As mentioned previously, front panel 17 is spaced from the rear wall of liner I4 and sandwiches therebetween the evaporator, defrost heaters and fan. Decorative deflector plate 25 is shown positioned in front of fan 21 for forcing the chilled air from the evaporator into predetermined flow patterns and allowing a pressure buildup for distribution of air into the refrigerator compartment (not shown in this view).
The combination and positioning of these elements result in a fairly substantial savings in labor and material. The advantages of a condensate trough integrally formed in the liner are readily apparent. The radiant type defrost heaters cooperate with the drain trough in keeping condensate from refreezing such that drain trough heater 41 may not be required.
The embodiments of the invention in which an exclusive property or privilege I claim is defined as follows:

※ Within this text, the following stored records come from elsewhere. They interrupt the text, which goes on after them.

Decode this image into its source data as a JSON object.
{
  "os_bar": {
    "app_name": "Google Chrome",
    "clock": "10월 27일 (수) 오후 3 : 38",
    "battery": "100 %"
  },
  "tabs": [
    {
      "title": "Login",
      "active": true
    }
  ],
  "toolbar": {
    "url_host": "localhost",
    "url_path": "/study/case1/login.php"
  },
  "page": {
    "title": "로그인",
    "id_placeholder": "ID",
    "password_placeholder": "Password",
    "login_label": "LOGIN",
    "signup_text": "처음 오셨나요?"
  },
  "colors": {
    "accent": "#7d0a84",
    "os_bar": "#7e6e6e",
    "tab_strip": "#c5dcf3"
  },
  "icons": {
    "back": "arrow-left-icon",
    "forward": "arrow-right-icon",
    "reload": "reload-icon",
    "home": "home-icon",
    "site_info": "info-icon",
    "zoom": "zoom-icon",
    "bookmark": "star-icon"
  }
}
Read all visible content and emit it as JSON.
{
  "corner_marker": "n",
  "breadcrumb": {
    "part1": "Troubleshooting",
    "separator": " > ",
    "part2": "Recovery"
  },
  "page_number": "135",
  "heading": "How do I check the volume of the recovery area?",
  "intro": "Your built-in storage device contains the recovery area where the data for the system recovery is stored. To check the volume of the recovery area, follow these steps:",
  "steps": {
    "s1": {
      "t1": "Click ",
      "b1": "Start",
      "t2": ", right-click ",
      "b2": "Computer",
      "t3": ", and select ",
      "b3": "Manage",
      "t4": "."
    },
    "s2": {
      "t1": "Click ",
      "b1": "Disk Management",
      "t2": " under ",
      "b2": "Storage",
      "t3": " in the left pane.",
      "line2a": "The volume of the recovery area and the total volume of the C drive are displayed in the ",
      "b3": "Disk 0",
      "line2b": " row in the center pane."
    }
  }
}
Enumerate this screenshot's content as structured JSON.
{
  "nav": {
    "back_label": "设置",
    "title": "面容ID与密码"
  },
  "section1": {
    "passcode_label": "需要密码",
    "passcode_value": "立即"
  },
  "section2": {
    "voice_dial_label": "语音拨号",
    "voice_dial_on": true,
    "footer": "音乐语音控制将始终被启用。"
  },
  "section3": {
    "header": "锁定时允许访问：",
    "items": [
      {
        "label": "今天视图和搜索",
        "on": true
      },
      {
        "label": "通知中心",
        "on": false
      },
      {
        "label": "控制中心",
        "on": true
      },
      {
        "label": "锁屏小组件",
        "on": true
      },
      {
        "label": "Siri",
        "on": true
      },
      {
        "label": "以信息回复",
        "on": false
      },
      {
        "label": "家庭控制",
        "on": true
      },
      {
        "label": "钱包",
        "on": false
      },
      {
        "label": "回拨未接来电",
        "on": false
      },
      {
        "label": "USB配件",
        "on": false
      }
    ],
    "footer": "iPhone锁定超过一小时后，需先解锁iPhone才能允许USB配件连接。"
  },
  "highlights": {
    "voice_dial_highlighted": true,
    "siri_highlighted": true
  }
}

1. A refrigerator comprising a first compartment defined by a unitaryliner; an evaporator in the lower part of said first compartment; a second compartment separated from said first compartment by an insulating mullion; passage means in said mullion carrying air between said compartments; fan means moving air from both said compartments over said evaporator; a drain trough formed in said liner below said evaporator; and conduit means communicating with said trough and a point exterior ofsaid compartments.
2. The refrigerator of claim l, wherein said passage means `comprise upper and lower channels in said mullion; said upper channel communicating with s'aid fan means and said lower channel discharging air near said evaporator.
3. The refrigerator of claim 2, further including defrost lheater means for melting accumulated frost on said evaporator, said drain trough collecting said melted frost; and condensate disposalmeans located at said point exterior of said compartments.
4. The refrigerator of claim 3, wherein additional heater means are located outside said liner under said drain trough for assuring free removal of melted frost therefrom.
5. ln combination in a side-by-side refrigerator-freezer including a freezing compartment defined by a unitary liner, and a fresh food compartment; an insulating mullion separating said compartments; an evaporator on the rear wall in the lower part of said freezer compartment; an upper passageway in said mullion conveying cold air from said freezer compart ment to said fresh food compartment; a lower passageway in said mullion conveying warm, moist air from said fresh food compartment to said freezer compartment; fan means drawing air upwardly over said evaporator; said evaporator being subject to frost buildup; defrost heater means periodically melting accumulated frost on said evaporator; a condensate disposal area located outside said compartments; a condensate trough integrally formed in said unitary liner below said evaporator and said lower passageway for collection of melted frost; and conduit means conveying condensate from said trough to said disposal area.
6. The refrigerator of claim 5, wherein further heating means are disposed adjacent said condensate trough outside said freezer compartment; said further heating means assuring free movement of condensate within said trough and said conduit means. i
7. The refrigerator of claim 6, wherein said defrost heater means comprises a radiantl heater element located beneath said evaporator and above said condensate trough; said radiant heating element during operation directing heat energy to said trough.